June 4, 2008
Massachusetts v. EPA — 1 Year Later
Cosponsored by the DC Bar Environment, Energy and Natural Resources Section and International Law Section’s Investment & Finance Committee
A year has passed since the Supreme Court rendered its landmark decision in Massachusetts v. EPA, holding that EPA has the authority to regulate greenhouse gas emissions (GHG) under the Clean Air Act. The decision coincided with unprecedented urgency from the public and members of Congress to address climate change as a serious matter.
As a result of the Court’s ruling and the increased attention on global-warming issues, the EPA, states, and Congress have responded in a number of ways - from (1) California seeking and EPA denying a waiver to allow the state to regulate GHG based in part because of Congress’s passage of the 2007 Energy Independence and Security Act to (2) the Agency’s recent announcement in letters to Congress of its intention to issue an advanced notice of proposed rulemaking on the regulation of carbon dioxide from motor vehicles to (3) the recent mandamus filing by states and other parties in the D.C. Circuit seeking an endangerment finding for vehicle emissions of carbon dioxide.
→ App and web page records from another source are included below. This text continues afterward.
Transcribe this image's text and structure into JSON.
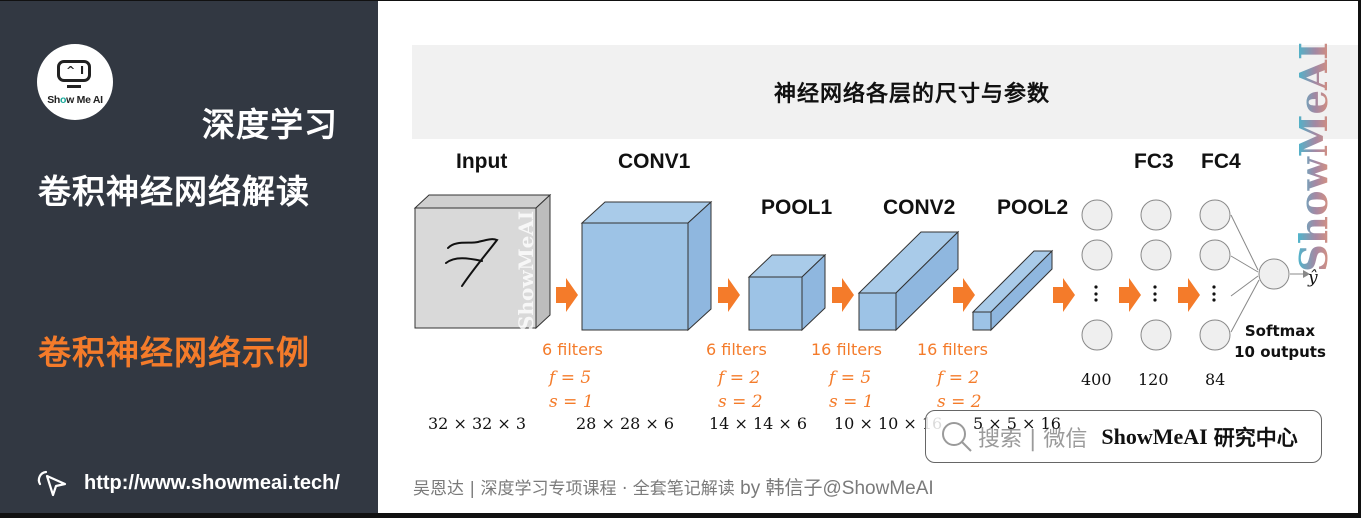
{
  "sidebar": {
    "logo_text_left": "Sh",
    "logo_text_eye": "o",
    "logo_text_right": "w Me AI",
    "course_title": "深度学习",
    "chapter_title": "卷积神经网络解读",
    "section_title": "卷积神经网络示例",
    "link_icon": "cursor-click-icon",
    "link_url": "http://www.showmeai.tech/"
  },
  "main": {
    "header_title": "神经网络各层的尺寸与参数",
    "side_watermark": "ShowMeAI",
    "input_watermark": "ShowMeAI",
    "input_digit": "7",
    "layers": [
      {
        "label": "Input",
        "dims": "32 × 32 × 3"
      },
      {
        "label": "CONV1",
        "filters": "6 filters",
        "f": "f = 5",
        "s": "s = 1",
        "dims": "28 × 28 × 6"
      },
      {
        "label": "POOL1",
        "filters": "6 filters",
        "f": "f = 2",
        "s": "s = 2",
        "dims": "14 × 14 × 6"
      },
      {
        "label": "CONV2",
        "filters": "16 filters",
        "f": "f = 5",
        "s": "s = 1",
        "dims": "10 × 10 × 16"
      },
      {
        "label": "POOL2",
        "filters": "16 filters",
        "f": "f = 2",
        "s": "s = 2",
        "dims": "5 × 5 × 16"
      }
    ],
    "fc_layers": [
      {
        "label": "",
        "count": "400"
      },
      {
        "label": "FC3",
        "count": "120"
      },
      {
        "label": "FC4",
        "count": "84"
      }
    ],
    "ellipsis": "⋮",
    "output_label": "ŷ",
    "softmax_line1": "Softmax",
    "softmax_line2": "10 outputs",
    "colors": {
      "accent_orange": "#f47b2a",
      "cube_blue": "#9dc3e6",
      "input_gray": "#d9d9d9",
      "sidebar_bg": "#323842"
    }
  },
  "search_box": {
    "icon": "search-icon",
    "hint": "搜索 | 微信",
    "brand": "ShowMeAI",
    "brand_suffix": "研究中心"
  },
  "footer": {
    "credit": "吴恩达 | 深度学习专项课程 · 全套笔记解读",
    "by": "by 韩信子@ShowMeAI"
  }
}
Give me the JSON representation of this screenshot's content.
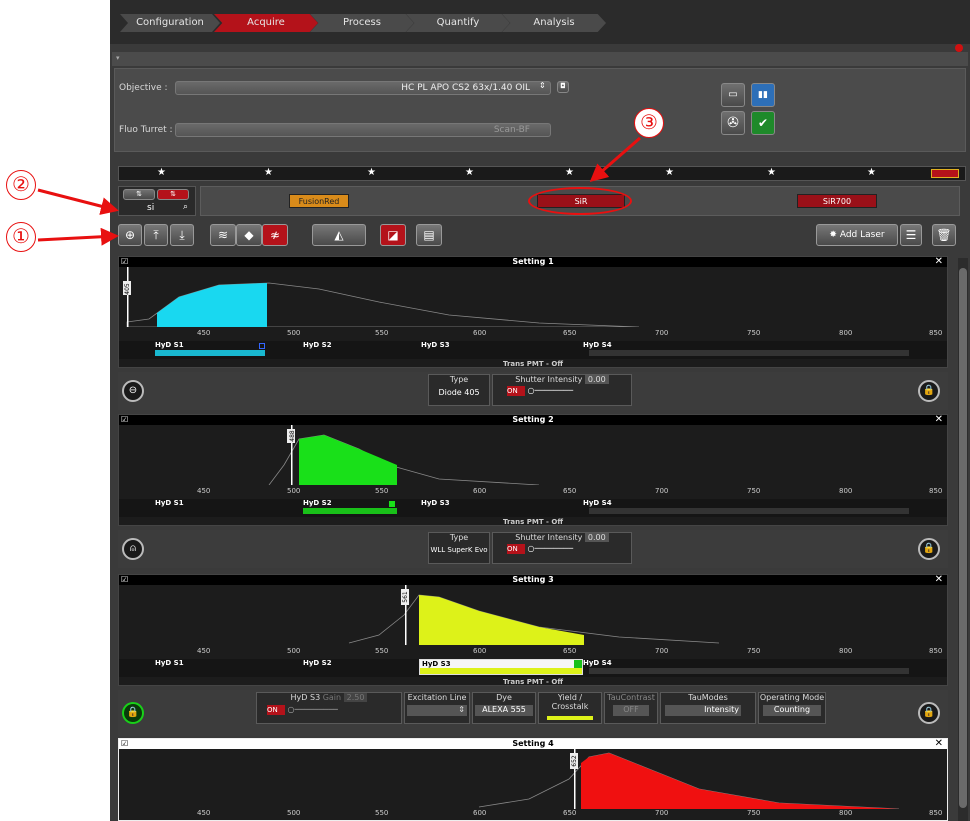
{
  "tabs": [
    "Configuration",
    "Acquire",
    "Process",
    "Quantify",
    "Analysis"
  ],
  "objective_label": "Objective :",
  "objective_value": "HC PL APO CS2   63x/1.40 OIL",
  "turret_label": "Fluo Turret :",
  "turret_value": "Scan-BF",
  "search_value": "si",
  "dyes": [
    {
      "name": "FusionRed",
      "color": "#d98b1a"
    },
    {
      "name": "SiR",
      "color": "#9a1018"
    },
    {
      "name": "SiR700",
      "color": "#9a1018"
    }
  ],
  "add_laser_label": "Add Laser",
  "annotations": [
    "①",
    "②",
    "③"
  ],
  "axis_ticks": [
    "450",
    "500",
    "550",
    "600",
    "650",
    "700",
    "750",
    "800",
    "850"
  ],
  "detectors": [
    "HyD S1",
    "HyD S2",
    "HyD S3",
    "HyD S4"
  ],
  "trans_label": "Trans PMT - Off",
  "settings": [
    {
      "title": "Setting 1",
      "line": "405",
      "color": "#19d8f0"
    },
    {
      "title": "Setting 2",
      "line": "488",
      "color": "#19e019"
    },
    {
      "title": "Setting 3",
      "line": "561",
      "color": "#ddf219"
    },
    {
      "title": "Setting 4",
      "line": "652",
      "color": "#f01010"
    }
  ],
  "ctrl1": {
    "type_label": "Type",
    "type_value": "Diode 405",
    "shutter": "Shutter",
    "intensity": "Intensity",
    "intensity_value": "0.00",
    "on": "ON"
  },
  "ctrl2": {
    "type_label": "Type",
    "type_value": "WLL SuperK Evo",
    "shutter": "Shutter",
    "intensity": "Intensity",
    "intensity_value": "0.00",
    "on": "ON"
  },
  "ctrl3": {
    "det": "HyD S3",
    "gain": "Gain",
    "gain_value": "2.50",
    "on": "ON",
    "excitation": "Excitation Line",
    "dye": "Dye",
    "dye_value": "ALEXA 555",
    "yield": "Yield / Crosstalk",
    "tau": "TauContrast",
    "tau_off": "OFF",
    "taumodes": "TauModes",
    "taumodes_value": "Intensity",
    "opmode": "Operating Mode",
    "opmode_value": "Counting"
  }
}
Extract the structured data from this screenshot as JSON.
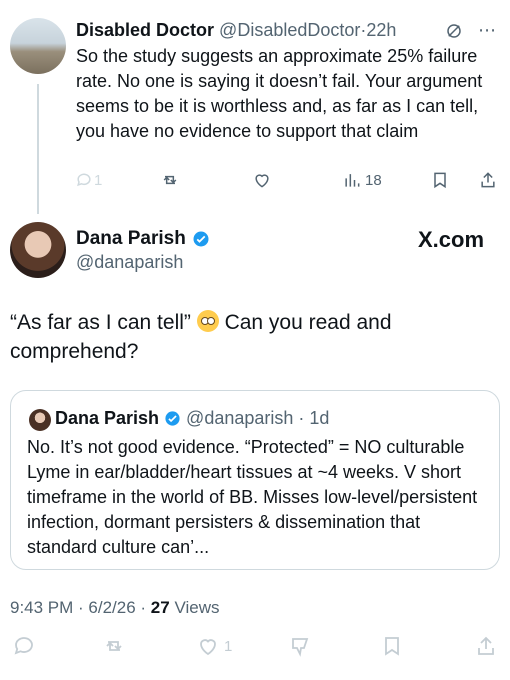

And while EPA ponders its options, states across the country continue to develop detailed plans for reducing GHG emissions.
Given these and other actions, it remains to be seen whether the Clean Air Act will be the primary mechanism for regulating GHG or whether Congress will act first to create a new and more comprehensive program, spurred on in part by litigation and regulatory initiatives advanced by the states. These issues are particularly important for practitioners, as any direction taken will have enormous and far-reaching legal consequences for their clients.
Our distinguished panelists examined and discussed these and other concerns, the legacy of Massachusetts v. EPA one year later, and what is at stake for business and the environment.
Robert Sussman, Senior Fellow, Center for American Progress (Moderator)
Jonathan Martel, Partner, Arnold & Porter LLP
Lisa Heinzerling, Professor, Georgetown University Law Center
David Bookbinder, Senior Attorney, Sierra Club
Roger Martella, former General Counsel, EPA